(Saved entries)
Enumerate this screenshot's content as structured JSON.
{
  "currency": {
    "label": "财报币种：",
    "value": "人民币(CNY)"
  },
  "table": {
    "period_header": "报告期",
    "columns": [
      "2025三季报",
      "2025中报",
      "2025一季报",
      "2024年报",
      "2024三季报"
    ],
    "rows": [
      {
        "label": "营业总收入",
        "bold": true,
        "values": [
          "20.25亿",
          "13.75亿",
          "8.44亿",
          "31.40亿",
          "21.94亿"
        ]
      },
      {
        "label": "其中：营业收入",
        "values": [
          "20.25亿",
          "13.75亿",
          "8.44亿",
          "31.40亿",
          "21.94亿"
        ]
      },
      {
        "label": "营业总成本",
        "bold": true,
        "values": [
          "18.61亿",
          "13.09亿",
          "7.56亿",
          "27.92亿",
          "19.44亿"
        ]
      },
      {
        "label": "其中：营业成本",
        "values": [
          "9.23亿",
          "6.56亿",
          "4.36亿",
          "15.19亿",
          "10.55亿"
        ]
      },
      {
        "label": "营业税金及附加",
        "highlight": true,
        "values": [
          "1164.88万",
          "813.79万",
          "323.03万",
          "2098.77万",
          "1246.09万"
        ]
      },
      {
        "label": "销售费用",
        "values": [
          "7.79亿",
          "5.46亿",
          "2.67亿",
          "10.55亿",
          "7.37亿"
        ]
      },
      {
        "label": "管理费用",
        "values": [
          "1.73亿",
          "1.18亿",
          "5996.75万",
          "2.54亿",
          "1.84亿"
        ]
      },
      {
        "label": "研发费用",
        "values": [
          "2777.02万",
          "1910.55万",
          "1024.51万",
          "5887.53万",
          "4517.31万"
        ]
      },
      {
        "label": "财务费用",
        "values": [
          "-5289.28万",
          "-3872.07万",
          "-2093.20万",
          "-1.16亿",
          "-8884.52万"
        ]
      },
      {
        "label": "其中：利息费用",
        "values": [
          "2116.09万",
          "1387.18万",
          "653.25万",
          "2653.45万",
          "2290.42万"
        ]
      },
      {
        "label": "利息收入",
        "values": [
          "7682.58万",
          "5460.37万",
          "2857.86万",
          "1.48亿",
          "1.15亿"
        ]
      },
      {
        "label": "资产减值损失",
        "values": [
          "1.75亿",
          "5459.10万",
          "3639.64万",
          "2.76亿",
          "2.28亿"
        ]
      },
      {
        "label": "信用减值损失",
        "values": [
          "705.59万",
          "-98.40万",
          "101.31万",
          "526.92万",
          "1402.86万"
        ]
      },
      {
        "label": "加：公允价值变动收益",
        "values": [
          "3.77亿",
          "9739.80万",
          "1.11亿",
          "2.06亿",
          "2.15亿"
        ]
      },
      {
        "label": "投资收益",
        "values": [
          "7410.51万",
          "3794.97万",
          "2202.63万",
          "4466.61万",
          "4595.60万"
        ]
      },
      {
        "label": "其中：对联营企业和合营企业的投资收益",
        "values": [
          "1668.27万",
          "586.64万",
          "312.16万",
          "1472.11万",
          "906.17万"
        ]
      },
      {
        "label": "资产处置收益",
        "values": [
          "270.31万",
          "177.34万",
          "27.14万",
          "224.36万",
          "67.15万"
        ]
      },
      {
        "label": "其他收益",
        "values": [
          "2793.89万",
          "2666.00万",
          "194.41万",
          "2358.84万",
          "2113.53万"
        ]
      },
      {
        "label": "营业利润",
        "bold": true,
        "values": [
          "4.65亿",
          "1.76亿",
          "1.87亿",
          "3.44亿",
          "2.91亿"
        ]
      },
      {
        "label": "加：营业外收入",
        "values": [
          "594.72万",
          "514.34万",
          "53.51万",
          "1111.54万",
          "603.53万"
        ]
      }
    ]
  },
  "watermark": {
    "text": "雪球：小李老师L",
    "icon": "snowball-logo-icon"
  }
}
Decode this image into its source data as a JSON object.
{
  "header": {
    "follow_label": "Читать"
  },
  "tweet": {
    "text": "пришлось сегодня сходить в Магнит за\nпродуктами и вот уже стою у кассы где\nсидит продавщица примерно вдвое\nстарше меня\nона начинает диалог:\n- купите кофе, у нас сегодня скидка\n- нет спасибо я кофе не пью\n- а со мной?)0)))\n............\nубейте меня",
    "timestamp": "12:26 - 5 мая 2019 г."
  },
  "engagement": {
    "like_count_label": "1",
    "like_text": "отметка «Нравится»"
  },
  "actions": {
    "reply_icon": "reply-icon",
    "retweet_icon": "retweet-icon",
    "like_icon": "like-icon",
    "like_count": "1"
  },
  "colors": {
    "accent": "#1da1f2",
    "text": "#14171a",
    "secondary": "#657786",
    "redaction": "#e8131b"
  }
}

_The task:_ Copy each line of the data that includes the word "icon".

_Exercise answer:_
    "icon": "snowball-logo-icon"
    "reply_icon": "reply-icon",
    "retweet_icon": "retweet-icon",
    "like_icon": "like-icon",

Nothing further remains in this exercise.